--- START ---

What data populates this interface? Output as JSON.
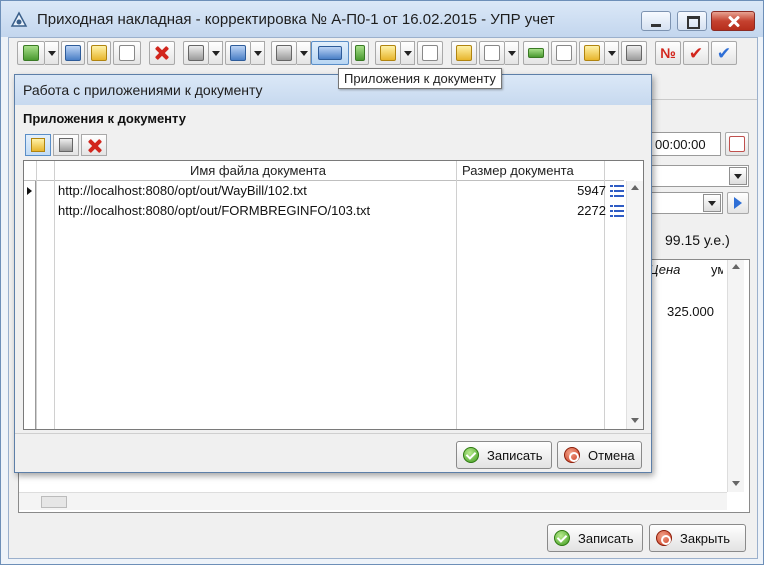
{
  "window": {
    "title": "Приходная накладная - корректировка № А-П0-1 от 16.02.2015 - УПР учет"
  },
  "toolbar": {
    "tooltip": "Приложения к документу",
    "number_button_label": "№"
  },
  "background_form": {
    "time_value": "00:00:00",
    "amount_text": "99.15 у.е.)",
    "column_price_header": "Цена",
    "column_partial_header": "ум",
    "price_value": "325.000"
  },
  "dialog": {
    "title": "Работа с приложениями к документу",
    "section_title": "Приложения к документу",
    "grid": {
      "columns": [
        "Имя файла документа",
        "Размер документа"
      ],
      "rows": [
        {
          "file": "http://localhost:8080/opt/out/WayBill/102.txt",
          "size": "5947",
          "icon": "list-icon"
        },
        {
          "file": "http://localhost:8080/opt/out/FORMBREGINFO/103.txt",
          "size": "2272",
          "icon": "list-icon"
        }
      ]
    },
    "buttons": {
      "save": "Записать",
      "cancel": "Отмена"
    }
  },
  "footer": {
    "save": "Записать",
    "close": "Закрыть"
  },
  "colors": {
    "title_bar": "#c7d9ef",
    "close_red": "#c5422f",
    "list_icon_blue": "#2f5cc4"
  }
}
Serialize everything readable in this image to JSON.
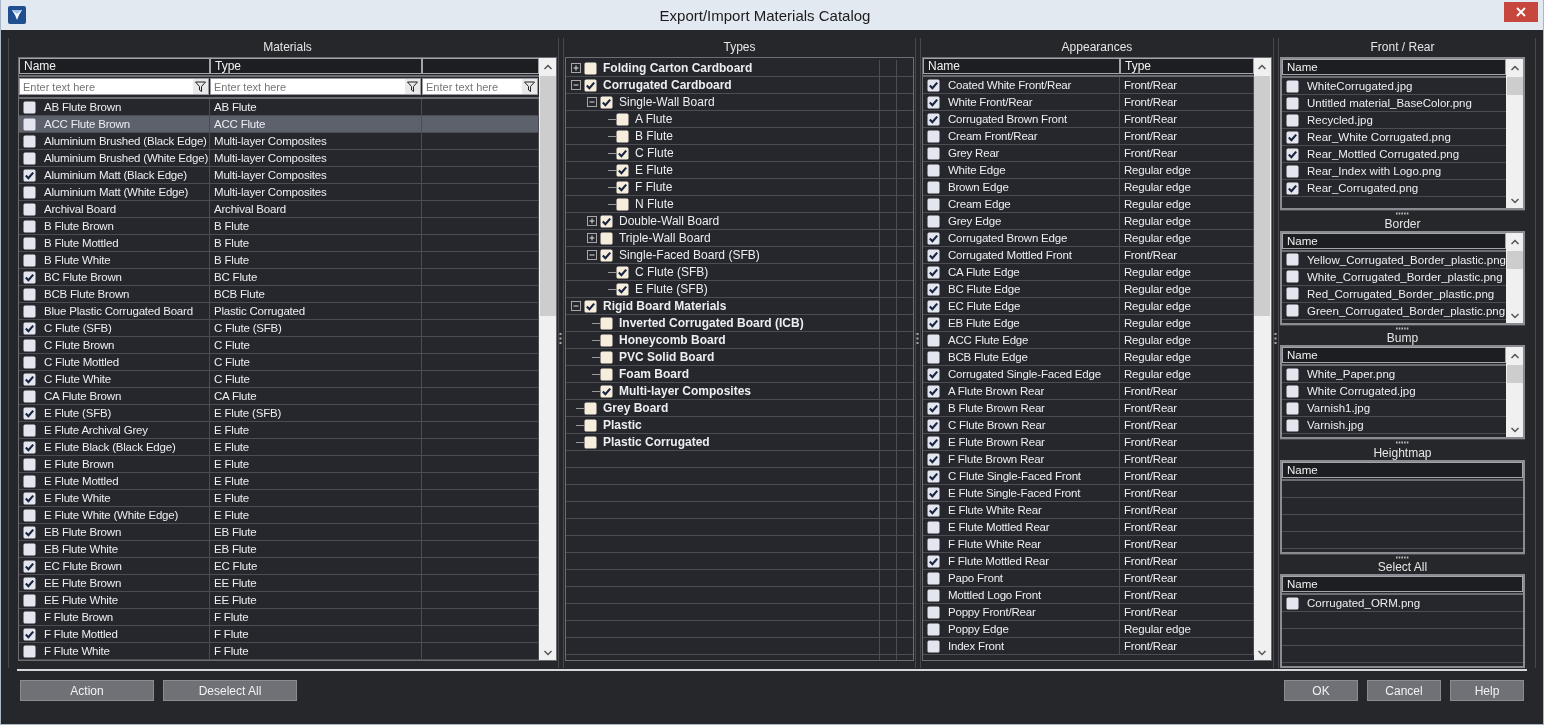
{
  "window": {
    "title": "Export/Import Materials Catalog"
  },
  "materials": {
    "title": "Materials",
    "columns": [
      {
        "label": "Name",
        "placeholder": "Enter text here"
      },
      {
        "label": "Type",
        "placeholder": "Enter text here"
      },
      {
        "placeholder": "Enter text here"
      }
    ],
    "rows": [
      {
        "name": "AB Flute Brown",
        "type": "AB Flute",
        "checked": false,
        "selected": false
      },
      {
        "name": "ACC Flute Brown",
        "type": "ACC Flute",
        "checked": false,
        "selected": true
      },
      {
        "name": "Aluminium Brushed (Black Edge)",
        "type": "Multi-layer Composites",
        "checked": false,
        "selected": false
      },
      {
        "name": "Aluminium Brushed (White Edge)",
        "type": "Multi-layer Composites",
        "checked": false,
        "selected": false
      },
      {
        "name": "Aluminium Matt (Black Edge)",
        "type": "Multi-layer Composites",
        "checked": true,
        "selected": false
      },
      {
        "name": "Aluminium Matt (White Edge)",
        "type": "Multi-layer Composites",
        "checked": false,
        "selected": false
      },
      {
        "name": "Archival Board",
        "type": "Archival Board",
        "checked": false,
        "selected": false
      },
      {
        "name": "B Flute Brown",
        "type": "B Flute",
        "checked": false,
        "selected": false
      },
      {
        "name": "B Flute Mottled",
        "type": "B Flute",
        "checked": false,
        "selected": false
      },
      {
        "name": "B Flute White",
        "type": "B Flute",
        "checked": false,
        "selected": false
      },
      {
        "name": "BC Flute Brown",
        "type": "BC Flute",
        "checked": true,
        "selected": false
      },
      {
        "name": "BCB Flute Brown",
        "type": "BCB Flute",
        "checked": false,
        "selected": false
      },
      {
        "name": "Blue Plastic Corrugated Board",
        "type": "Plastic Corrugated",
        "checked": false,
        "selected": false
      },
      {
        "name": "C Flute (SFB)",
        "type": "C Flute (SFB)",
        "checked": true,
        "selected": false
      },
      {
        "name": "C Flute Brown",
        "type": "C Flute",
        "checked": false,
        "selected": false
      },
      {
        "name": "C Flute Mottled",
        "type": "C Flute",
        "checked": false,
        "selected": false
      },
      {
        "name": "C Flute White",
        "type": "C Flute",
        "checked": true,
        "selected": false
      },
      {
        "name": "CA Flute Brown",
        "type": "CA Flute",
        "checked": false,
        "selected": false
      },
      {
        "name": "E Flute (SFB)",
        "type": "E Flute (SFB)",
        "checked": true,
        "selected": false
      },
      {
        "name": "E Flute Archival Grey",
        "type": "E Flute",
        "checked": false,
        "selected": false
      },
      {
        "name": "E Flute Black (Black Edge)",
        "type": "E Flute",
        "checked": true,
        "selected": false
      },
      {
        "name": "E Flute Brown",
        "type": "E Flute",
        "checked": false,
        "selected": false
      },
      {
        "name": "E Flute Mottled",
        "type": "E Flute",
        "checked": false,
        "selected": false
      },
      {
        "name": "E Flute White",
        "type": "E Flute",
        "checked": true,
        "selected": false
      },
      {
        "name": "E Flute White (White Edge)",
        "type": "E Flute",
        "checked": false,
        "selected": false
      },
      {
        "name": "EB Flute Brown",
        "type": "EB Flute",
        "checked": true,
        "selected": false
      },
      {
        "name": "EB Flute White",
        "type": "EB Flute",
        "checked": false,
        "selected": false
      },
      {
        "name": "EC Flute Brown",
        "type": "EC Flute",
        "checked": true,
        "selected": false
      },
      {
        "name": "EE Flute Brown",
        "type": "EE Flute",
        "checked": true,
        "selected": false
      },
      {
        "name": "EE Flute White",
        "type": "EE Flute",
        "checked": false,
        "selected": false
      },
      {
        "name": "F Flute Brown",
        "type": "F Flute",
        "checked": false,
        "selected": false
      },
      {
        "name": "F Flute Mottled",
        "type": "F Flute",
        "checked": true,
        "selected": false
      },
      {
        "name": "F Flute White",
        "type": "F Flute",
        "checked": false,
        "selected": false
      }
    ]
  },
  "types": {
    "title": "Types",
    "tree": [
      {
        "label": "Folding Carton Cardboard",
        "bold": true,
        "checked": false,
        "expanded": false
      },
      {
        "label": "Corrugated Cardboard",
        "bold": true,
        "checked": true,
        "expanded": true,
        "children": [
          {
            "label": "Single-Wall Board",
            "bold": false,
            "checked": true,
            "expanded": true,
            "children": [
              {
                "label": "A Flute",
                "bold": false,
                "checked": false
              },
              {
                "label": "B Flute",
                "bold": false,
                "checked": false
              },
              {
                "label": "C Flute",
                "bold": false,
                "checked": true
              },
              {
                "label": "E Flute",
                "bold": false,
                "checked": true
              },
              {
                "label": "F Flute",
                "bold": false,
                "checked": true
              },
              {
                "label": "N Flute",
                "bold": false,
                "checked": false
              }
            ]
          },
          {
            "label": "Double-Wall Board",
            "bold": false,
            "checked": true,
            "expanded": false
          },
          {
            "label": "Triple-Wall Board",
            "bold": false,
            "checked": false,
            "expanded": false
          },
          {
            "label": "Single-Faced Board (SFB)",
            "bold": false,
            "checked": true,
            "expanded": true,
            "children": [
              {
                "label": "C Flute (SFB)",
                "bold": false,
                "checked": true
              },
              {
                "label": "E Flute (SFB)",
                "bold": false,
                "checked": true
              }
            ]
          }
        ]
      },
      {
        "label": "Rigid Board Materials",
        "bold": true,
        "checked": true,
        "expanded": true,
        "children": [
          {
            "label": "Inverted Corrugated Board (ICB)",
            "bold": true,
            "checked": false
          },
          {
            "label": "Honeycomb Board",
            "bold": true,
            "checked": false
          },
          {
            "label": "PVC Solid Board",
            "bold": true,
            "checked": false
          },
          {
            "label": "Foam Board",
            "bold": true,
            "checked": false
          },
          {
            "label": "Multi-layer Composites",
            "bold": true,
            "checked": true
          }
        ]
      },
      {
        "label": "Grey Board",
        "bold": true,
        "checked": false
      },
      {
        "label": "Plastic",
        "bold": true,
        "checked": false
      },
      {
        "label": "Plastic Corrugated",
        "bold": true,
        "checked": false
      }
    ]
  },
  "appearances": {
    "title": "Appearances",
    "columns": [
      "Name",
      "Type"
    ],
    "rows": [
      {
        "name": "Coated White Front/Rear",
        "type": "Front/Rear",
        "checked": true
      },
      {
        "name": "White Front/Rear",
        "type": "Front/Rear",
        "checked": true
      },
      {
        "name": "Corrugated Brown Front",
        "type": "Front/Rear",
        "checked": true
      },
      {
        "name": "Cream Front/Rear",
        "type": "Front/Rear",
        "checked": false
      },
      {
        "name": "Grey Rear",
        "type": "Front/Rear",
        "checked": false
      },
      {
        "name": "White Edge",
        "type": "Regular edge",
        "checked": false
      },
      {
        "name": "Brown Edge",
        "type": "Regular edge",
        "checked": false
      },
      {
        "name": "Cream Edge",
        "type": "Regular edge",
        "checked": false
      },
      {
        "name": "Grey Edge",
        "type": "Regular edge",
        "checked": false
      },
      {
        "name": "Corrugated Brown Edge",
        "type": "Regular edge",
        "checked": true
      },
      {
        "name": "Corrugated Mottled Front",
        "type": "Front/Rear",
        "checked": true
      },
      {
        "name": "CA Flute Edge",
        "type": "Regular edge",
        "checked": true
      },
      {
        "name": "BC Flute Edge",
        "type": "Regular edge",
        "checked": true
      },
      {
        "name": "EC Flute Edge",
        "type": "Regular edge",
        "checked": true
      },
      {
        "name": "EB Flute Edge",
        "type": "Regular edge",
        "checked": true
      },
      {
        "name": "ACC Flute Edge",
        "type": "Regular edge",
        "checked": false
      },
      {
        "name": "BCB Flute Edge",
        "type": "Regular edge",
        "checked": false
      },
      {
        "name": "Corrugated Single-Faced Edge",
        "type": "Regular edge",
        "checked": true
      },
      {
        "name": "A Flute Brown Rear",
        "type": "Front/Rear",
        "checked": true
      },
      {
        "name": "B Flute Brown Rear",
        "type": "Front/Rear",
        "checked": true
      },
      {
        "name": "C Flute Brown Rear",
        "type": "Front/Rear",
        "checked": true
      },
      {
        "name": "E Flute Brown Rear",
        "type": "Front/Rear",
        "checked": true
      },
      {
        "name": "F Flute Brown Rear",
        "type": "Front/Rear",
        "checked": true
      },
      {
        "name": "C Flute Single-Faced Front",
        "type": "Front/Rear",
        "checked": true
      },
      {
        "name": "E Flute Single-Faced Front",
        "type": "Front/Rear",
        "checked": true
      },
      {
        "name": "E Flute White Rear",
        "type": "Front/Rear",
        "checked": true
      },
      {
        "name": "E Flute Mottled Rear",
        "type": "Front/Rear",
        "checked": false
      },
      {
        "name": "F Flute White Rear",
        "type": "Front/Rear",
        "checked": false
      },
      {
        "name": "F Flute Mottled Rear",
        "type": "Front/Rear",
        "checked": true
      },
      {
        "name": "Papo Front",
        "type": "Front/Rear",
        "checked": false
      },
      {
        "name": "Mottled Logo Front",
        "type": "Front/Rear",
        "checked": false
      },
      {
        "name": "Poppy Front/Rear",
        "type": "Front/Rear",
        "checked": false
      },
      {
        "name": "Poppy Edge",
        "type": "Regular edge",
        "checked": false
      },
      {
        "name": "Index Front",
        "type": "Front/Rear",
        "checked": false
      }
    ]
  },
  "texture_panels": [
    {
      "title": "Front / Rear",
      "column": "Name",
      "rows": [
        {
          "name": "WhiteCorrugated.jpg",
          "checked": false
        },
        {
          "name": "Untitled material_BaseColor.png",
          "checked": false
        },
        {
          "name": "Recycled.jpg",
          "checked": false
        },
        {
          "name": "Rear_White Corrugated.png",
          "checked": true
        },
        {
          "name": "Rear_Mottled Corrugated.png",
          "checked": true
        },
        {
          "name": "Rear_Index with Logo.png",
          "checked": false
        },
        {
          "name": "Rear_Corrugated.png",
          "checked": true
        }
      ]
    },
    {
      "title": "Border",
      "column": "Name",
      "rows": [
        {
          "name": "Yellow_Corrugated_Border_plastic.png",
          "checked": false
        },
        {
          "name": "White_Corrugated_Border_plastic.png",
          "checked": false
        },
        {
          "name": "Red_Corrugated_Border_plastic.png",
          "checked": false
        },
        {
          "name": "Green_Corrugated_Border_plastic.png",
          "checked": false
        }
      ]
    },
    {
      "title": "Bump",
      "column": "Name",
      "rows": [
        {
          "name": "White_Paper.png",
          "checked": false
        },
        {
          "name": "White Corrugated.jpg",
          "checked": false
        },
        {
          "name": "Varnish1.jpg",
          "checked": false
        },
        {
          "name": "Varnish.jpg",
          "checked": false
        }
      ]
    },
    {
      "title": "Heightmap",
      "column": "Name"
    },
    {
      "title": "Select All",
      "column": "Name",
      "rows": [
        {
          "name": "Corrugated_ORM.png",
          "checked": false
        }
      ]
    }
  ],
  "left_buttons": [
    "Action",
    "Deselect All"
  ],
  "right_buttons": [
    "OK",
    "Cancel",
    "Help"
  ]
}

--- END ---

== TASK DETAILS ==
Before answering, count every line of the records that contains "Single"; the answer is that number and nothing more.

== EXPECTED OUTPUT ==
5